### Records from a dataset
^^^^^^^^^^^^^^^^
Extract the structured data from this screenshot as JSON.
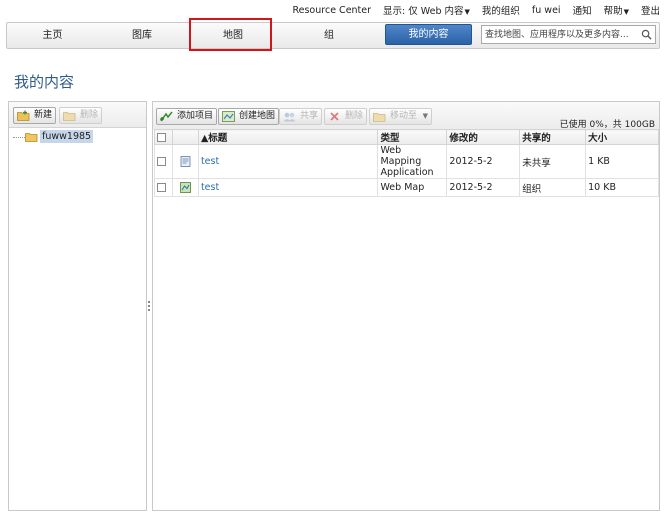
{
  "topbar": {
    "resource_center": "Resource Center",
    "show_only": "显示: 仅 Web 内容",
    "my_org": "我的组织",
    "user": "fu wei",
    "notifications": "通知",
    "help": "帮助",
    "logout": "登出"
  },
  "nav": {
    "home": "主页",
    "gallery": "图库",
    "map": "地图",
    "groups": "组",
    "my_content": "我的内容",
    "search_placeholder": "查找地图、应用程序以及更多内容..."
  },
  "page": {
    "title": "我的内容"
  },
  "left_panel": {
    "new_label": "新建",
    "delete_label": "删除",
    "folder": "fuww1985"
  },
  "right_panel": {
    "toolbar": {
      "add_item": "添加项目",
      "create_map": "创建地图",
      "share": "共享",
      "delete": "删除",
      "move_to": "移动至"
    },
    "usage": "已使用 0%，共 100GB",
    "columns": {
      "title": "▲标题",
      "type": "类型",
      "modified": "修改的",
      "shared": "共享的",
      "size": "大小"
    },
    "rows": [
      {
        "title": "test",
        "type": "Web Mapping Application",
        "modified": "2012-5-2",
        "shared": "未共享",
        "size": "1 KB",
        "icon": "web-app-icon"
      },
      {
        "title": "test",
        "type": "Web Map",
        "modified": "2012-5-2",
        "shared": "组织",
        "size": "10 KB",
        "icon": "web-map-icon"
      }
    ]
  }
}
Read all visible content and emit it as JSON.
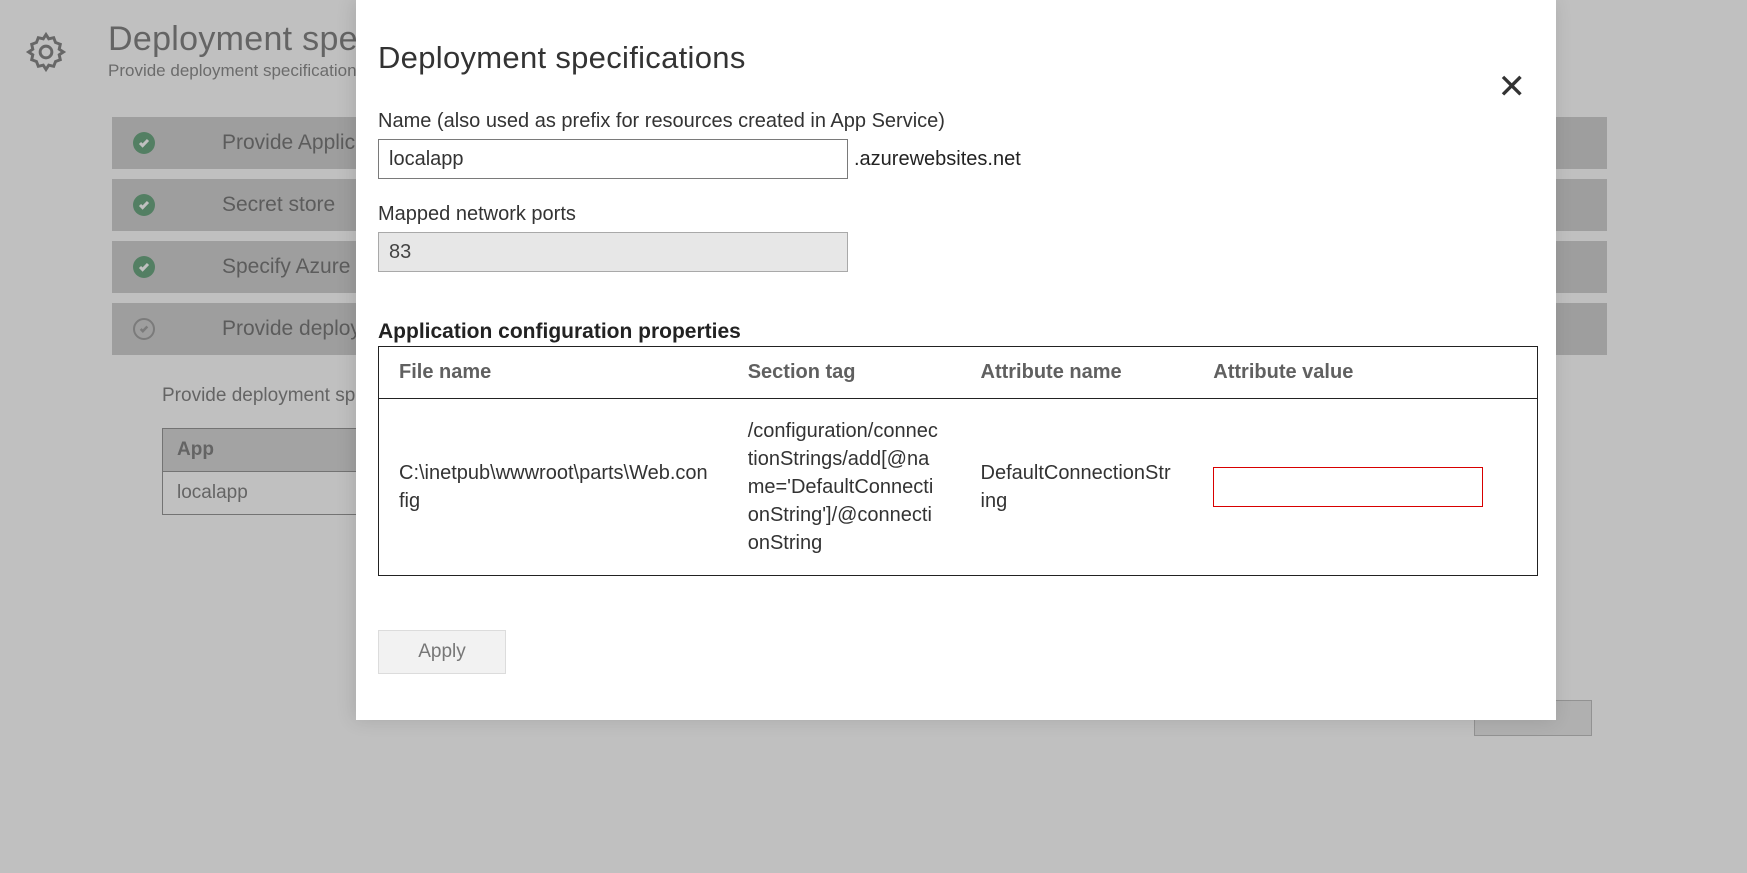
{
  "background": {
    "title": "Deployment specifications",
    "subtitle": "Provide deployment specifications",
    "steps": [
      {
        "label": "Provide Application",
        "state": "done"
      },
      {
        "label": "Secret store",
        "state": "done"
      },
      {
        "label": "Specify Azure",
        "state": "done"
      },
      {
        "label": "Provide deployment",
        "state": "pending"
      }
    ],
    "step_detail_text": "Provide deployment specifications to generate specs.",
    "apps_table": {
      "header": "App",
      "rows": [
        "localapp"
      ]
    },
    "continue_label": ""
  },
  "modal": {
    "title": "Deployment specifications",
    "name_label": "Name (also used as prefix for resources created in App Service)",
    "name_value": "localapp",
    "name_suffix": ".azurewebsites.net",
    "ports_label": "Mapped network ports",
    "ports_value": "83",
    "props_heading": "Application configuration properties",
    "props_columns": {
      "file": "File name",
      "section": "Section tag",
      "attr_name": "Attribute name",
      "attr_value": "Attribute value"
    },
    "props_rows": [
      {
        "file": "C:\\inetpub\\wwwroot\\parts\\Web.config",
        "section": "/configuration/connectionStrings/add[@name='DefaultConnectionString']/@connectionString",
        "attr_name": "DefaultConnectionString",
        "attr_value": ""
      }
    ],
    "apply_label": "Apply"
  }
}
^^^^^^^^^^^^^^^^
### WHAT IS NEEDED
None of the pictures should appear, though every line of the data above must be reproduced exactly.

### RESULT BELOW
Extract the structured data from this screenshot as JSON.
{
  "topbar": {
    "resource_center": "Resource Center",
    "show_only": "显示: 仅 Web 内容",
    "my_org": "我的组织",
    "user": "fu wei",
    "notifications": "通知",
    "help": "帮助",
    "logout": "登出"
  },
  "nav": {
    "home": "主页",
    "gallery": "图库",
    "map": "地图",
    "groups": "组",
    "my_content": "我的内容",
    "search_placeholder": "查找地图、应用程序以及更多内容..."
  },
  "page": {
    "title": "我的内容"
  },
  "left_panel": {
    "new_label": "新建",
    "delete_label": "删除",
    "folder": "fuww1985"
  },
  "right_panel": {
    "toolbar": {
      "add_item": "添加项目",
      "create_map": "创建地图",
      "share": "共享",
      "delete": "删除",
      "move_to": "移动至"
    },
    "usage": "已使用 0%，共 100GB",
    "columns": {
      "title": "▲标题",
      "type": "类型",
      "modified": "修改的",
      "shared": "共享的",
      "size": "大小"
    },
    "rows": [
      {
        "title": "test",
        "type": "Web Mapping Application",
        "modified": "2012-5-2",
        "shared": "未共享",
        "size": "1 KB",
        "icon": "web-app-icon"
      },
      {
        "title": "test",
        "type": "Web Map",
        "modified": "2012-5-2",
        "shared": "组织",
        "size": "10 KB",
        "icon": "web-map-icon"
      }
    ]
  }
}
Read all visible content and emit it as JSON.
{
  "background": {
    "title": "Deployment specifications",
    "subtitle": "Provide deployment specifications",
    "steps": [
      {
        "label": "Provide Application",
        "state": "done"
      },
      {
        "label": "Secret store",
        "state": "done"
      },
      {
        "label": "Specify Azure",
        "state": "done"
      },
      {
        "label": "Provide deployment",
        "state": "pending"
      }
    ],
    "step_detail_text": "Provide deployment specifications to generate specs.",
    "apps_table": {
      "header": "App",
      "rows": [
        "localapp"
      ]
    },
    "continue_label": ""
  },
  "modal": {
    "title": "Deployment specifications",
    "name_label": "Name (also used as prefix for resources created in App Service)",
    "name_value": "localapp",
    "name_suffix": ".azurewebsites.net",
    "ports_label": "Mapped network ports",
    "ports_value": "83",
    "props_heading": "Application configuration properties",
    "props_columns": {
      "file": "File name",
      "section": "Section tag",
      "attr_name": "Attribute name",
      "attr_value": "Attribute value"
    },
    "props_rows": [
      {
        "file": "C:\\inetpub\\wwwroot\\parts\\Web.config",
        "section": "/configuration/connectionStrings/add[@name='DefaultConnectionString']/@connectionString",
        "attr_name": "DefaultConnectionString",
        "attr_value": ""
      }
    ],
    "apply_label": "Apply"
  }
}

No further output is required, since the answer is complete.